At the other end of the spectrum, private institutional investors are perhaps the least able of all asset owners to step into catalytic capital due to the limitations of their mandates and regulatory constraints (e.g., fiduciary duty requirements), though even here we have seen innovative moves into catalytic capital: A notable example is that of Prudential Financial creating a catalytic capital portfolio that—unlike Prudential’s main impact investing portfolio—is excluded from its standard asset-liability matching process, and can therefore tolerate higher risk and volatility. 

9. Is grant funding catalytic capital?

We see catalytic capital as investment capital, a definition that historically excludes grant funding. However, we recognize that some grant funding now blurs the line between grant and investment as conventionally understood. In recent months, we have engaged in discussions with colleagues across the field about this topic, and have been reconsidering the exclusion from the catalytic capital definition of grant funding that is positioned and structured to have investment-like attributes. 

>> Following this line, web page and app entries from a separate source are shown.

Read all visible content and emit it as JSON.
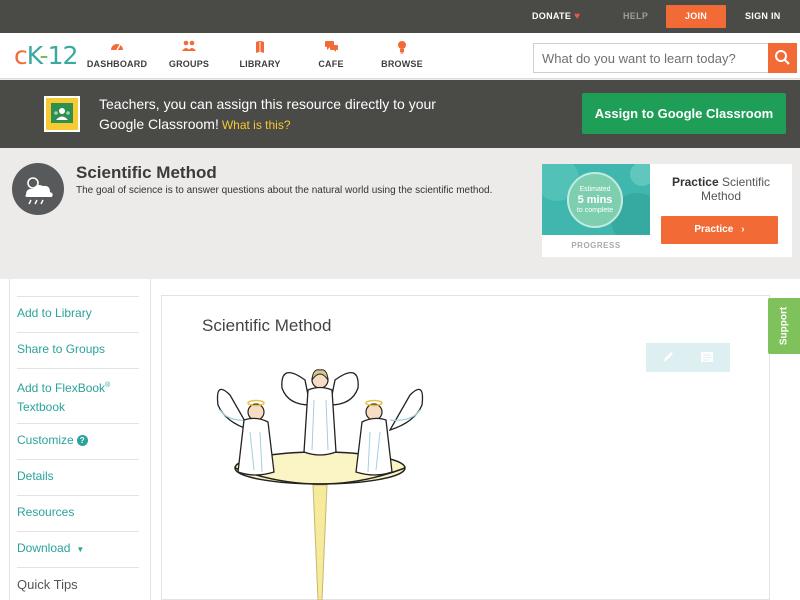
{
  "topbar": {
    "donate": "DONATE",
    "help": "HELP",
    "join": "JOIN",
    "signin": "SIGN IN"
  },
  "logo": {
    "c": "c",
    "k": "K",
    "dash": "-",
    "num": "12"
  },
  "nav": {
    "items": [
      {
        "label": "DASHBOARD",
        "icon": "dashboard-icon"
      },
      {
        "label": "GROUPS",
        "icon": "groups-icon"
      },
      {
        "label": "LIBRARY",
        "icon": "library-icon"
      },
      {
        "label": "CAFE",
        "icon": "cafe-icon"
      },
      {
        "label": "BROWSE",
        "icon": "browse-icon"
      }
    ]
  },
  "search": {
    "placeholder": "What do you want to learn today?"
  },
  "banner": {
    "text": "Teachers, you can assign this resource directly to your Google Classroom!",
    "what_is_this": "What is this?",
    "assign_label": "Assign to Google Classroom"
  },
  "concept": {
    "title": "Scientific Method",
    "description": "The goal of science is to answer questions about the natural world using the scientific method."
  },
  "practice": {
    "estimated": "Estimated",
    "mins": "5 mins",
    "to_complete": "to complete",
    "progress_label": "PROGRESS",
    "title_bold": "Practice",
    "title_rest": "Scientific Method",
    "button": "Practice"
  },
  "sidebar": {
    "add_library": "Add to Library",
    "share_groups": "Share to Groups",
    "add_flexbook": "Add to FlexBook",
    "reg": "®",
    "textbook": "Textbook",
    "customize": "Customize",
    "details": "Details",
    "resources": "Resources",
    "download": "Download",
    "quick_tips": "Quick Tips"
  },
  "main": {
    "title": "Scientific Method"
  },
  "support": "Support",
  "colors": {
    "brand_orange": "#f26a35",
    "teal": "#2aa39b",
    "google_green": "#1e9e57",
    "dark_bar": "#4a4a47",
    "support_green": "#7fc25c"
  }
}
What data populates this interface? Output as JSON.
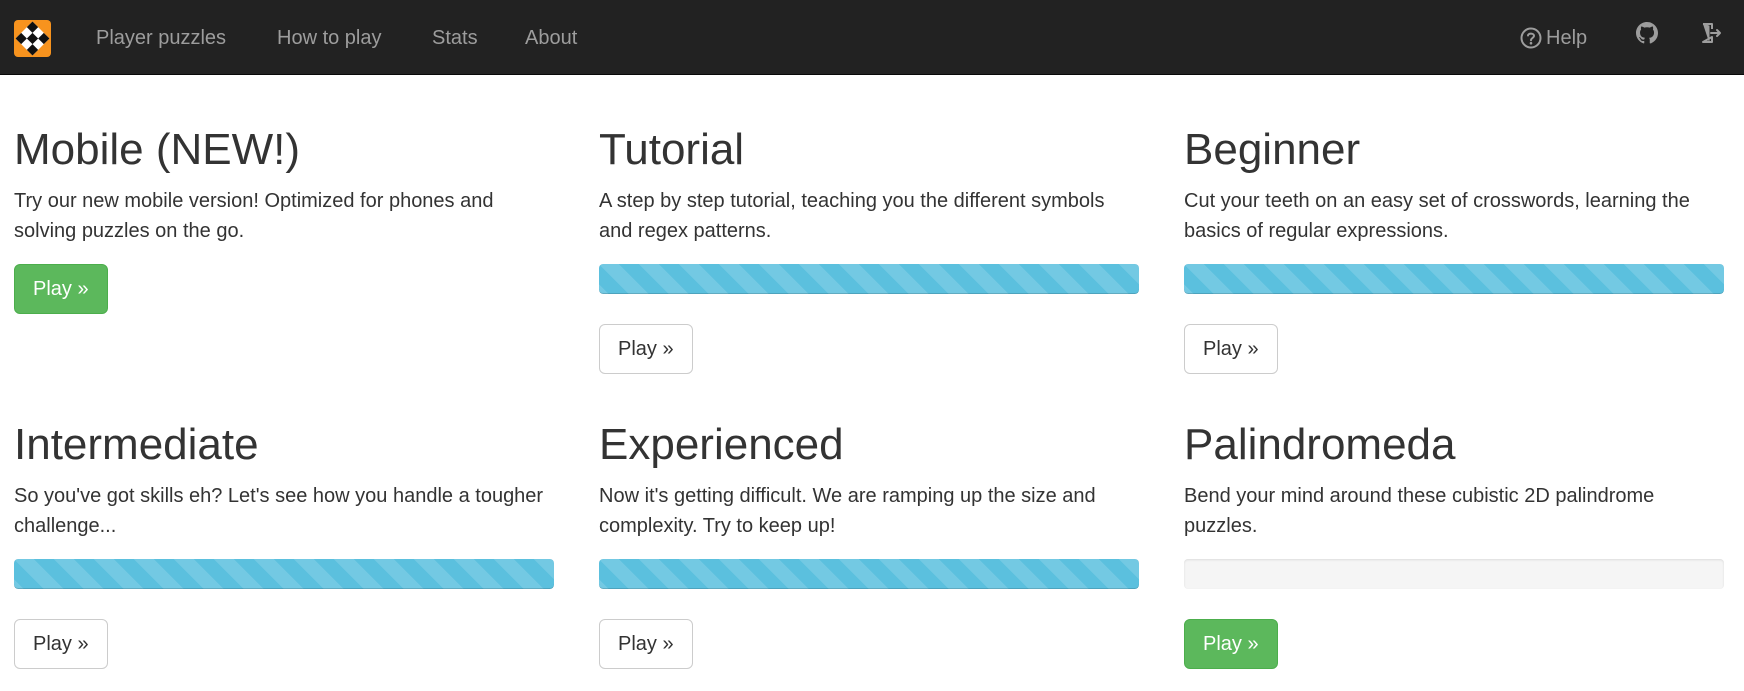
{
  "navbar": {
    "logo_icon": "regex-crossword-logo-icon",
    "links": [
      "Player puzzles",
      "How to play",
      "Stats",
      "About"
    ],
    "help_label": "Help",
    "help_icon": "question-circle-icon",
    "github_icon": "github-icon",
    "logout_icon": "sign-out-icon"
  },
  "colors": {
    "navbar_bg": "#222222",
    "brand": "#f7931e",
    "success": "#5cb85c",
    "progress_info": "#5bc0de"
  },
  "panels": [
    {
      "title": "Mobile (NEW!)",
      "description": "Try our new mobile version! Optimized for phones and solving puzzles on the go.",
      "has_progress": false,
      "button_label": "Play »",
      "button_style": "success"
    },
    {
      "title": "Tutorial",
      "description": "A step by step tutorial, teaching you the different symbols and regex patterns.",
      "has_progress": true,
      "progress_percent": 100,
      "button_label": "Play »",
      "button_style": "default"
    },
    {
      "title": "Beginner",
      "description": "Cut your teeth on an easy set of crosswords, learning the basics of regular expressions.",
      "has_progress": true,
      "progress_percent": 100,
      "button_label": "Play »",
      "button_style": "default"
    },
    {
      "title": "Intermediate",
      "description": "So you've got skills eh? Let's see how you handle a tougher challenge...",
      "has_progress": true,
      "progress_percent": 100,
      "button_label": "Play »",
      "button_style": "default"
    },
    {
      "title": "Experienced",
      "description": "Now it's getting difficult. We are ramping up the size and complexity. Try to keep up!",
      "has_progress": true,
      "progress_percent": 100,
      "button_label": "Play »",
      "button_style": "default"
    },
    {
      "title": "Palindromeda",
      "description": "Bend your mind around these cubistic 2D palindrome puzzles.",
      "has_progress": true,
      "progress_percent": 0,
      "button_label": "Play »",
      "button_style": "success"
    }
  ]
}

In particular, grants deployed as capital into transactions (e.g., as equity-like financing in pioneering early stage ventures, or a first-loss layer of credit enhancement in the capital stack of a blended transaction) are increasingly viewed as a type of investment capital by participants in the market. In some cases, these grants are also recoverable, i.e., they contain provisions for repayment if certain conditions are met. As such, we recognize that categories including capital grants and recoverable grants should be added to our conception of what catalytic capital is, and we support efforts to learn from and advance the practice of providing such capital in pursuit of greater impact. 

We continue to recognize and appreciate the value of more conventional grant funding that is not being deployed as a part of impact transactions, but instead facilitates and supports them (such as through technical assistance, design or structuring work, research, impact measurement), and that helps to build the wider ecosystem. While these types of grant funding do not fall within the definition of catalytic capital, we do see them as enormously valuable tools that can work in powerfully complementary ways with catalytic capital deployment to achieve impact that otherwise would not be possible. 

10. Does the concept of catalytic capital reflect all the ways in which investors can play a catalytic role? 

Our use of the word “catalytic” is not intended to monopolize discussions about what it means to be catalytic in the field of impact investing, or otherwise seek to claim exclusive rights to use of the word. Instead, we see ourselves as part of a broader community that shares an interest in how impact investors can play the most effective role they can in driving toward impact for people and the planet. 

We recognize that the word “catalytic” in impact investing will show up both within and beyond the discussions about catalytic capital. Our discussions with colleagues across the field have pointed to a wide range of actions that seek to catalyze additional transactions and impact, and other developments in the impact investing sector. Examples include:

  • At the transaction level: funding up-front transaction costs; leading a fundraising round; lending one’s name where helpful in attracting other investors; helping to design the structure of the deal; helping to assemble or strengthen an investee team; supporting an investee with expertise and networks; and sharing market intelligence or due diligence findings with other investors; and
  • At an ecosystem level: generating and disseminating market information; developing new financing constructs; establishing deal sourcing platforms; and providing investment readiness supports for enterprises.

The actions above can (and often are) taken in connection with the deployment of catalytic capital, but they can also be taken in unrelated contexts. We absolutely welcome the use of actions like these above to enhance the effectiveness of catalytic capital in achieving its intended goals.